Is short, wiry, Asian in appearance (reminds me… what are we doing/saying about different ethnic groups in PC? Do people look different in different parts of the world?), drinks far too much coffee and often visibly shakes when she's just had some sort of all-nighter in the logic lab. She's a logic problemist; she doesn't read too much into that, she's not particularly logical in her day-to-day life (as strange variety of boyfriends, girlfriends, friends-who-morph-into-lovers-and-then-back-into-friends will testify) but has that sort of brain. At least, presumably she's got that sort of brain; it's often hard to tell under all that coffee. Mirror is vegan, is rather militant about animal rights, and thinks that if the Cube is sentient, which she sees good reason to think it is, then the Academy is committing an act of evil by keeping it 'caged'. (Not quite sure how she thinks it should be let loose into its natural habitat, but then neither is she.) She occasionally writes angry letters to Sente on these lines (which someone might find if they hacked into Sente's computer).
Mirror's actually really good company if you don't get her onto the subject of animal (or Cube) rights; she's got a wicked sense of humour, and doesn't take the Academy too seriously. In the evenings, when she's not working on some logic problem, she often DJs in local clubs, so she knows Violet by sight but not well. She's incredibly cynical, but also very self-deprecating. She does have a famously sharp tongue, though, particularly if interrupted. (She once said something unrepeatable to her head of department when he interrupted her while she was working through the elements of a Blinovitch problem. Luckily, he was too deaf to hear it.)

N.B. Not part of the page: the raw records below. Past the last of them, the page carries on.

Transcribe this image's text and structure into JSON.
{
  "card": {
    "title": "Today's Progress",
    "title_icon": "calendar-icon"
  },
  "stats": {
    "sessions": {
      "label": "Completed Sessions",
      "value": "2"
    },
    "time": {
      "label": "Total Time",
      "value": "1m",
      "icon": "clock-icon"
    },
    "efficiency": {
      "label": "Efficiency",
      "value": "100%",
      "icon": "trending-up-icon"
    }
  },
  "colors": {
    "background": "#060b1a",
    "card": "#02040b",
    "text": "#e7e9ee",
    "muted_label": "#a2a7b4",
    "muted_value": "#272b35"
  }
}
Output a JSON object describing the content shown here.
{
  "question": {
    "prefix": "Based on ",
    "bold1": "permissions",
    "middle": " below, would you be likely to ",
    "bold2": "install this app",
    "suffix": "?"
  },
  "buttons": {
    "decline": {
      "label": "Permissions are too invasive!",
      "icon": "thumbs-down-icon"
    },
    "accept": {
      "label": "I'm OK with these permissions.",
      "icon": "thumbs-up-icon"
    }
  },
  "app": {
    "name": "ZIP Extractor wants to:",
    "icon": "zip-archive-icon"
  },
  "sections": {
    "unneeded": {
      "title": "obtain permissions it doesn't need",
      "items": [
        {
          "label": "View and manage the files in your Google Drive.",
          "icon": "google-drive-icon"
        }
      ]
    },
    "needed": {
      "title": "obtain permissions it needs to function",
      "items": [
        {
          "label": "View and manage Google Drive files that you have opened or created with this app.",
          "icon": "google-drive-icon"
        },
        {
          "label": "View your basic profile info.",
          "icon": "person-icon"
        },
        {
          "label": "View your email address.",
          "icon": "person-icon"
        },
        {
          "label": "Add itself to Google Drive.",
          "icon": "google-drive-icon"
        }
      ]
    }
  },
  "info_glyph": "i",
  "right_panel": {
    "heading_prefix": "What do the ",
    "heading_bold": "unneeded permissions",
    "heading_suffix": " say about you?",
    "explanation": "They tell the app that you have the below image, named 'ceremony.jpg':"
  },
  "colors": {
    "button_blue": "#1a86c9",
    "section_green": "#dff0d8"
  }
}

Is tall, 35-ish, black, and very fit, because… he's actually on secondment from the Perplex City army. (Who I imagine to have a ceremonial role rather like the Swiss Guard, but just as lethal and with less silly uniforms.) Garnet's a code and cipher man. He's charming, relaxed and, if ever anyone asks him what he does for the army he replies: "oh, nothing, boring paperwork job. Civil service, you know." Around the Academy, it's widely rumoured that he's a spy, which is either a good advertisement for the excellent relationship between the Academy and the government (they're willing to have him in their midst without worrying about what he might find out) or else a really bad sign (he really is spying on what's going on in this secretive, non-elected organization, and feeding back to the head of the Council.
Garnet's a sportsman; in his free time he likes to drive out to the mountains to the west of PC and hike, go white-water rafting, ski etc. He doesn't have a declared love interest, although he and Sophie have a pretty flirtatious relationship; no one's clear whether it's ever gone further than pleasant office banter, though.
Some thoughts on Perplex City's state of technological development.
Right. I've been having a think about this - it's something that impacts on almost all the areas of things that we say and show of the City, so it's important to keep it consistent, from the pictures to the websites to the wording of the puzzle cards. So. Essentially, I'm working on the basis that everything they have works just a bit better than what we have. Their technology is where ours looks like it's going to be in 30-40 years time, if everything goes well and nothing surprising happens.
In other words, things are more:
Although this is a technologically advanced world, their *issues*, their story, doesn't come from technology. This world should feel very familiar, but just a bit *smoother* than the world we live in.
Even late in the story development process, important questions remained unanswered.
Some questions to be resolved: